Across the entries below, how many lines include "name"? Give the number and nothing else.

START Materials provided

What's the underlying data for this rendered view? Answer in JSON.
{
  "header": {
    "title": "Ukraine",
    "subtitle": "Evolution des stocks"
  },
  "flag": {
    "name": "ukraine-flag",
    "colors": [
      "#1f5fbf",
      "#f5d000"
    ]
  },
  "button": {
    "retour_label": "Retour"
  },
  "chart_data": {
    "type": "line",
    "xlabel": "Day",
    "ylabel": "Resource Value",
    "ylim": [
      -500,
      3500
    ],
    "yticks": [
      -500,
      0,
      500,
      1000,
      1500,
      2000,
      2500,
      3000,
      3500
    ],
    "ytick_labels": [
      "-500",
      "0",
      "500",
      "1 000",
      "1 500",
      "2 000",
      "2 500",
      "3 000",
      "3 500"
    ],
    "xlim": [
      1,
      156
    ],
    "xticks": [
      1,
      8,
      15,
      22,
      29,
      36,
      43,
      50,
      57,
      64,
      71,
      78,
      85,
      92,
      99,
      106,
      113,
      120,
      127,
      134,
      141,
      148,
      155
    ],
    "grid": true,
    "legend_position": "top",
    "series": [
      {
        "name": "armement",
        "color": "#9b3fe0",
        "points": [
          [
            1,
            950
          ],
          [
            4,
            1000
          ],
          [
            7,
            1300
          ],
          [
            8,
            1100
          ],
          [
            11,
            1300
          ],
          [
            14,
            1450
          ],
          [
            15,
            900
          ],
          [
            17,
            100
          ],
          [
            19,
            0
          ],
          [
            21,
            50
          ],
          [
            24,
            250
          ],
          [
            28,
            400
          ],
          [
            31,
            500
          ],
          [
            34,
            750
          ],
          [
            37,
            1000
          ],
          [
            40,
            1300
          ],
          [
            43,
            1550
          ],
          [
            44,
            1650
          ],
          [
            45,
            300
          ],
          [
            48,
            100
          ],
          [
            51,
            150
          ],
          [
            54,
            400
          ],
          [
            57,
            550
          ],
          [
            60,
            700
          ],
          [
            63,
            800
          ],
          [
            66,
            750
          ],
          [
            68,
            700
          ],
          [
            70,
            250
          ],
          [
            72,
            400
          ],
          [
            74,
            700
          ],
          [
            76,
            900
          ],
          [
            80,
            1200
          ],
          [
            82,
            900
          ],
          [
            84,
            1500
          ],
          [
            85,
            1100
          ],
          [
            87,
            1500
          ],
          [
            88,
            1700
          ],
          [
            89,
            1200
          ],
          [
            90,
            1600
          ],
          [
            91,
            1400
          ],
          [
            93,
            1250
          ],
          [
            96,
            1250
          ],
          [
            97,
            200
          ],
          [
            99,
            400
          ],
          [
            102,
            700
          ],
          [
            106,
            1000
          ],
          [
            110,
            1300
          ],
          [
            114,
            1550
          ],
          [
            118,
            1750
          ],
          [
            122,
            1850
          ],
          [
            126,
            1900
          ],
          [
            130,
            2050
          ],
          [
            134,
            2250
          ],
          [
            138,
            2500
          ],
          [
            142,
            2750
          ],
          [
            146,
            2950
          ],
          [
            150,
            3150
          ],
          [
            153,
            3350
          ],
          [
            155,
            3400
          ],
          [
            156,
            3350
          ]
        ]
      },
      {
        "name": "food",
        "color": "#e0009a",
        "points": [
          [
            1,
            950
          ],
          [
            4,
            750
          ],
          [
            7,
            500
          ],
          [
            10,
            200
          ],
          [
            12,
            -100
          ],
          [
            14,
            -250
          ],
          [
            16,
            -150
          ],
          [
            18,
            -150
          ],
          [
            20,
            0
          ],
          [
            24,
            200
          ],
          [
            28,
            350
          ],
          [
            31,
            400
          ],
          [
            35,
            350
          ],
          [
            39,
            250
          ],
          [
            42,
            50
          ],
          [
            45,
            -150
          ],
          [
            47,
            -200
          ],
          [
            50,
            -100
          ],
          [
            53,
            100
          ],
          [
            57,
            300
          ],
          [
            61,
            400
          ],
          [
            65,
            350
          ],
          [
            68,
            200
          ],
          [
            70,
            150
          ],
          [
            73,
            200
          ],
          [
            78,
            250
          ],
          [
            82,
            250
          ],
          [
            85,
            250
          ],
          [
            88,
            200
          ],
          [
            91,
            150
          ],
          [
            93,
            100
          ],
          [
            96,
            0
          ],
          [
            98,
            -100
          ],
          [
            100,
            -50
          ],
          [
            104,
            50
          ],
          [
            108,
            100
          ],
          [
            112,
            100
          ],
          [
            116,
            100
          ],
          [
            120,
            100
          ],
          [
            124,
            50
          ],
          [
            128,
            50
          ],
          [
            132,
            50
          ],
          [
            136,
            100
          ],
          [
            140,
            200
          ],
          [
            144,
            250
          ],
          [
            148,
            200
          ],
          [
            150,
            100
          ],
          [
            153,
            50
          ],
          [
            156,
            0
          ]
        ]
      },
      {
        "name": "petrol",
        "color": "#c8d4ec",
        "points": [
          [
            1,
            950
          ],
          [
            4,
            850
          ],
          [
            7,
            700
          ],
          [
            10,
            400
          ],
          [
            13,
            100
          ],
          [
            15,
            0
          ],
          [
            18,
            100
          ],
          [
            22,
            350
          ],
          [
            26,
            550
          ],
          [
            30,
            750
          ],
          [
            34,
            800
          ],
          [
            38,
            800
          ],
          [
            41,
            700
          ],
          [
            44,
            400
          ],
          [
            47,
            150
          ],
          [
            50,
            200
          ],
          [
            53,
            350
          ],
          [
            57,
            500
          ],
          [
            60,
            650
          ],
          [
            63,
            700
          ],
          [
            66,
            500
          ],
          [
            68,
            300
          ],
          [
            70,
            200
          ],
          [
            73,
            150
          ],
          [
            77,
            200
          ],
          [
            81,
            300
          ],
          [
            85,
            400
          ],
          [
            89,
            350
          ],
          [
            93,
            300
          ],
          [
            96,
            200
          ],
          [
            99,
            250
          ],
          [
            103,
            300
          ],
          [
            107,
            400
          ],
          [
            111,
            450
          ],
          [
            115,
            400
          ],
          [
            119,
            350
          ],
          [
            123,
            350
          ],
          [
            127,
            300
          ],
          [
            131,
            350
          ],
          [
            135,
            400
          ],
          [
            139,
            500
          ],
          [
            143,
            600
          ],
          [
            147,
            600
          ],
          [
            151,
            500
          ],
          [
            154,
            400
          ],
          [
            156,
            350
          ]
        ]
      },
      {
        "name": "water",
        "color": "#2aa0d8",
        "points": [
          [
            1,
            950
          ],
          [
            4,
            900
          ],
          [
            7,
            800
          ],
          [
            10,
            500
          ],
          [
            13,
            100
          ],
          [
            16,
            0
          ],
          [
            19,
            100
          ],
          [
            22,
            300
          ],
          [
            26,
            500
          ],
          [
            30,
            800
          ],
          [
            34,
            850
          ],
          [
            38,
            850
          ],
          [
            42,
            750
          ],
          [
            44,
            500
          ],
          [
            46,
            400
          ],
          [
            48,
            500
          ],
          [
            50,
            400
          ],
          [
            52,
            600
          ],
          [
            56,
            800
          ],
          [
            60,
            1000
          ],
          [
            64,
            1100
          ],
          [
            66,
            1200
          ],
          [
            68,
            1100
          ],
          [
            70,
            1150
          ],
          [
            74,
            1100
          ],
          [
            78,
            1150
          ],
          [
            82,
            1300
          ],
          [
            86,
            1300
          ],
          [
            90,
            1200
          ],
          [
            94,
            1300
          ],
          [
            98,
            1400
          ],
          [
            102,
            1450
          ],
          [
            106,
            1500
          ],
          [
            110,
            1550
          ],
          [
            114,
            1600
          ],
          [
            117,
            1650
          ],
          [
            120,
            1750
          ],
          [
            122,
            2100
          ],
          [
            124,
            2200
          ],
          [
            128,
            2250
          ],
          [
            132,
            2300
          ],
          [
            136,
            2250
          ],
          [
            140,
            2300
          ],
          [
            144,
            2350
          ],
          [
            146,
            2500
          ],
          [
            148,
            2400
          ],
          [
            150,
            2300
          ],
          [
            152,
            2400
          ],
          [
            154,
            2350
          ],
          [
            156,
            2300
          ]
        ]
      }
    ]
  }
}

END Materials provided

◆ **Answer to this exercise**
5